Simple voting data contradicts Donald Trump’s insane claim that Democrats selectively manipulated votes in key states and turned a huge (“huge”) loss into a false victory.
US election analysts rarely use the “Butler Swing”. Maybe he’s too British? However, looking at the 2020 US election, Butler’s swing reveals interesting voting patterns. And exposes Trump’s wild hypothesis. Consider these two simple data arrays.
First, let’s look at Trump’s claim that the Democrats have focused on the Swing States to generate a huge number of bogus votes. The data shows that this is not true.
The biggest swings in voting against Trump were not in the Swing states, but in the traditionally republican states. In fact, the swing against Trump at -2% in the Republican States is almost double the swing against Trump of -1.1% in the Swing States. And perhaps even more revealing, the states where Democrats would hypothetically have been more able to manipulate votes would have been traditionally democratic states where they have better control of the levers of power. Instead, Democratic states had the least swing, only -0.2% against Trump.
Second, Butler’s ‘uniform swing’ theory also tends to disprove Trump’s view that bogus votes in some states have led to a sharp rise in Democratic votes and that is why Democrats have cheated and won those key states (these are the states where Trump’s legal team went to court to overturn the voters’ decision).
In fact, the opposite is true: this 2020 election saw a ‘remarkably uniform swing’ across the states of America – there are no ‘bumps’ or manipulated anomalies in state voting data.
The overall swing against Trump since 2016 has been negative by 0.9% – and in a sure sign of even swing, as many 45 of the 51 states have had a negative swing against Trump. Only 6 states had small swings in Trump’s favor.
Voting patterns in the Swing states were by no means anomalies – on the contrary, only one Swing state stood out against the national uniform swing against Trump (Florida had a small 1% swing towards Trump) – all other swing states followed the uniform all-American model with swings far from Trump.
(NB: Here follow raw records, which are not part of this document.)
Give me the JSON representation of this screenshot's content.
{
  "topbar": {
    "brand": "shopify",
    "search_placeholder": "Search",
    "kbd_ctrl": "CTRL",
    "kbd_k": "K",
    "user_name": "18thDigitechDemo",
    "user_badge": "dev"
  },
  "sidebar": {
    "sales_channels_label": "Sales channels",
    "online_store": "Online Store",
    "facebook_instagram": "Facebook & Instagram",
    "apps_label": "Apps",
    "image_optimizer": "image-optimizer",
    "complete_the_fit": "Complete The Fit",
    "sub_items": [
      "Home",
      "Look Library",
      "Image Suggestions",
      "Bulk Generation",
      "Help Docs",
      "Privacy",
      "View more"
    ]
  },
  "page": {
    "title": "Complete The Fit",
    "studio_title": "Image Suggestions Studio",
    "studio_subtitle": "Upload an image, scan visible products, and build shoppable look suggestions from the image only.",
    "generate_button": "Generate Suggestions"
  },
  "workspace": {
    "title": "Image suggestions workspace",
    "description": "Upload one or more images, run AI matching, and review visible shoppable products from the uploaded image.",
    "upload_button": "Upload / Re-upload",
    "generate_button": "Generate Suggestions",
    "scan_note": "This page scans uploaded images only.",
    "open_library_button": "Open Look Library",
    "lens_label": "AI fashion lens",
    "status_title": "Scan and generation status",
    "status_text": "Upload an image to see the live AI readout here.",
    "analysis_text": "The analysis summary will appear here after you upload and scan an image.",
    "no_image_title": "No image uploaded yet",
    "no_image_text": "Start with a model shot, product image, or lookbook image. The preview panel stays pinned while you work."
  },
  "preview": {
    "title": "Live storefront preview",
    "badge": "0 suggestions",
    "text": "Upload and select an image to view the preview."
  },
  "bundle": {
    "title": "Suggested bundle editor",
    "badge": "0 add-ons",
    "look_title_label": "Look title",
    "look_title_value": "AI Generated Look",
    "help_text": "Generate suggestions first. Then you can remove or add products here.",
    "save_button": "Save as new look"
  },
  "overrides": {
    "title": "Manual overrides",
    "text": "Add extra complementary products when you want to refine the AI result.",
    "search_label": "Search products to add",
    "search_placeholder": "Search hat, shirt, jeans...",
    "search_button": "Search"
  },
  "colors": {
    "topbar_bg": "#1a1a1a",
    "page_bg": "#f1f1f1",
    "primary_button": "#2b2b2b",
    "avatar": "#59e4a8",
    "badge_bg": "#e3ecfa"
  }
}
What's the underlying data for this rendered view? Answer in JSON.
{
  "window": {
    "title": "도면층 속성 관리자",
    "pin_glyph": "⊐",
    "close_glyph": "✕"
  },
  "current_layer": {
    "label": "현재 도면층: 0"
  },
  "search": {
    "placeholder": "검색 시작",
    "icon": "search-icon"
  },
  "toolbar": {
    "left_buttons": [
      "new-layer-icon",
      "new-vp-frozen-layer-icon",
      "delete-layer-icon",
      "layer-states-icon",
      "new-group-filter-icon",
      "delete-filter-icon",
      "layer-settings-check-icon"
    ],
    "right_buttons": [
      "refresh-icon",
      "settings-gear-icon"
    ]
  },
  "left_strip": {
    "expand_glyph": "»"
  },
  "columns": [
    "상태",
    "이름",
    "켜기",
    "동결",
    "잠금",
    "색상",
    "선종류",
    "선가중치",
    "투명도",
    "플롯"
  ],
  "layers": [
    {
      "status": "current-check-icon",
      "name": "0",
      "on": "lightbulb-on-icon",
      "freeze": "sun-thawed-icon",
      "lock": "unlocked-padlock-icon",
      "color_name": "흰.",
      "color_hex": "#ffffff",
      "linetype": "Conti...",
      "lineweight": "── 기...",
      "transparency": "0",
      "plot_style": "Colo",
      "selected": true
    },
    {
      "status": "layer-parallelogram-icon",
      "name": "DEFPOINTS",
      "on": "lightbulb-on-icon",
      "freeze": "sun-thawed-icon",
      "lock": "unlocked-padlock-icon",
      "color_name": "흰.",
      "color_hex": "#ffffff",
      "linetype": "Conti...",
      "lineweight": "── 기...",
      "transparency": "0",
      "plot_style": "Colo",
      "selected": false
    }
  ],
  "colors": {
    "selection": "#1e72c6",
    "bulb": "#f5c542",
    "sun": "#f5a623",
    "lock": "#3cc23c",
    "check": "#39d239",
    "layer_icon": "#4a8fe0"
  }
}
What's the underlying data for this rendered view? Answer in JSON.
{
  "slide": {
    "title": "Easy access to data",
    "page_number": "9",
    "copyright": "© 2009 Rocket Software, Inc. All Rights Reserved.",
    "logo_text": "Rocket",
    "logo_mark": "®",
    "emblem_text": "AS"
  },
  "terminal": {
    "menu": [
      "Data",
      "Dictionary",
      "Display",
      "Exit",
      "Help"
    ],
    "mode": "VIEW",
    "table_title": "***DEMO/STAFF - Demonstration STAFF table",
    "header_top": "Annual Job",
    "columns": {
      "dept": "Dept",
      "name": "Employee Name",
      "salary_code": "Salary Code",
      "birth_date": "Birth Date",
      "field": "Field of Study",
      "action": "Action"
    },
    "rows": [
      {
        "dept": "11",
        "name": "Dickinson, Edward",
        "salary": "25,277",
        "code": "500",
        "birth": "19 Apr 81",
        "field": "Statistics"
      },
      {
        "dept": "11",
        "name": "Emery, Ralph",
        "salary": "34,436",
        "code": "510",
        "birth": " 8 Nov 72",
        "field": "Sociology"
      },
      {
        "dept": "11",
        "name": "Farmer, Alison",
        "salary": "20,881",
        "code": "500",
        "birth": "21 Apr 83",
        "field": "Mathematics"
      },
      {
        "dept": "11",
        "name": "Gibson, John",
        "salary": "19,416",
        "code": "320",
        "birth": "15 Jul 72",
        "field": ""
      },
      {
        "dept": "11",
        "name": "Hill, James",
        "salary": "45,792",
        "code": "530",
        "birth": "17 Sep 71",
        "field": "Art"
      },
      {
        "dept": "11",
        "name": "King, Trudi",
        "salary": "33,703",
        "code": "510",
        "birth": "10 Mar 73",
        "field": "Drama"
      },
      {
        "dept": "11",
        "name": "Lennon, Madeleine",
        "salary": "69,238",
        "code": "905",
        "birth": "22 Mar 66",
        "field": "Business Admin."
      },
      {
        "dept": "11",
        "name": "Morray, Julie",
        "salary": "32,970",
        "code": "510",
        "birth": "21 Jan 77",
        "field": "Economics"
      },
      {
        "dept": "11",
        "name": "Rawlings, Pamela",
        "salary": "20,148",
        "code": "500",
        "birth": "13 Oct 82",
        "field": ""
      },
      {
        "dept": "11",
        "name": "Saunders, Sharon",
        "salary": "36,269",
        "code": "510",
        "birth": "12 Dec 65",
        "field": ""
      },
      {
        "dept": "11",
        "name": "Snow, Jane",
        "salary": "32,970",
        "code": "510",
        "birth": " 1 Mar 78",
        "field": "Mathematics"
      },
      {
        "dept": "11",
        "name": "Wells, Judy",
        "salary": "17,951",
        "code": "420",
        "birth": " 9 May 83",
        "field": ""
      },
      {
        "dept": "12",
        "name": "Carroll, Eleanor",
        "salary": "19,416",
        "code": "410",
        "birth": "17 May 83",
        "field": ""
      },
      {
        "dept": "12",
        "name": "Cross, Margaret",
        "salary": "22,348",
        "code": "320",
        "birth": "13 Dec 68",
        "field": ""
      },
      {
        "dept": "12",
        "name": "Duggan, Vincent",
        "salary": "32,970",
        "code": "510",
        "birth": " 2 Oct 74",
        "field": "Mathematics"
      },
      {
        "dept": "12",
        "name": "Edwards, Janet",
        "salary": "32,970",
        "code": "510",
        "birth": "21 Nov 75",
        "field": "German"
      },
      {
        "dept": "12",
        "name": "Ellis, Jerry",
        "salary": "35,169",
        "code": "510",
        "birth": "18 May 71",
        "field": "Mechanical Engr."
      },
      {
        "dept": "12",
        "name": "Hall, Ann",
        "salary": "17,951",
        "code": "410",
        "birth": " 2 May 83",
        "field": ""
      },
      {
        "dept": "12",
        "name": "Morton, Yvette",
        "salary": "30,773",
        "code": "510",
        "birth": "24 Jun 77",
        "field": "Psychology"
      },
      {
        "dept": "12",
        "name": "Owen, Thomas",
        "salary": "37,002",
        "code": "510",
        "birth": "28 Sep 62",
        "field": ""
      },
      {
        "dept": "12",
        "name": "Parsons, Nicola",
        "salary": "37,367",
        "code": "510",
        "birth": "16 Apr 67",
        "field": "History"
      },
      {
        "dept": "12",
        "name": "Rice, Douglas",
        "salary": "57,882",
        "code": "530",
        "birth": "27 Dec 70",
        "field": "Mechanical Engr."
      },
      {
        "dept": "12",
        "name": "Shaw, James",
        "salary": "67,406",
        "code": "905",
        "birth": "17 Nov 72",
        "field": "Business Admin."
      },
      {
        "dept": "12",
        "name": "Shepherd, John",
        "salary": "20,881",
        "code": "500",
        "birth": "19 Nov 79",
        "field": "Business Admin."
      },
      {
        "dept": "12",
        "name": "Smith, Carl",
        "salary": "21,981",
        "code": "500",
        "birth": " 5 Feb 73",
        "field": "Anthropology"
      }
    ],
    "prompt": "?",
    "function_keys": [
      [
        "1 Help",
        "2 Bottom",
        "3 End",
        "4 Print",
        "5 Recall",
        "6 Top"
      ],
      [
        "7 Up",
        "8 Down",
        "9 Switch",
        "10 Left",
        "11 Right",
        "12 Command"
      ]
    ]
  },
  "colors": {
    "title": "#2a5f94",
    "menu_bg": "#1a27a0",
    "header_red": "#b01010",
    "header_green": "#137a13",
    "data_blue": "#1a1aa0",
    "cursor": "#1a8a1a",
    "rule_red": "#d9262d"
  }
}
Note: What is a Voting Swing: A swing is simply the change in a party’s percentage of votes from one election to another. If there are only two sides, the positive swing to one side will, by definition, equal the negative swing to the other side. The Butler Swing in a two-party system is half the change in the margin of victory. For example, a swing of -2% means that a party’s vote fell by 2% from one election to the next. Butler’s theory of “uniform swing” says that if there is a swing away from a party, there will tend to be a negative swing in all / most regions of the country.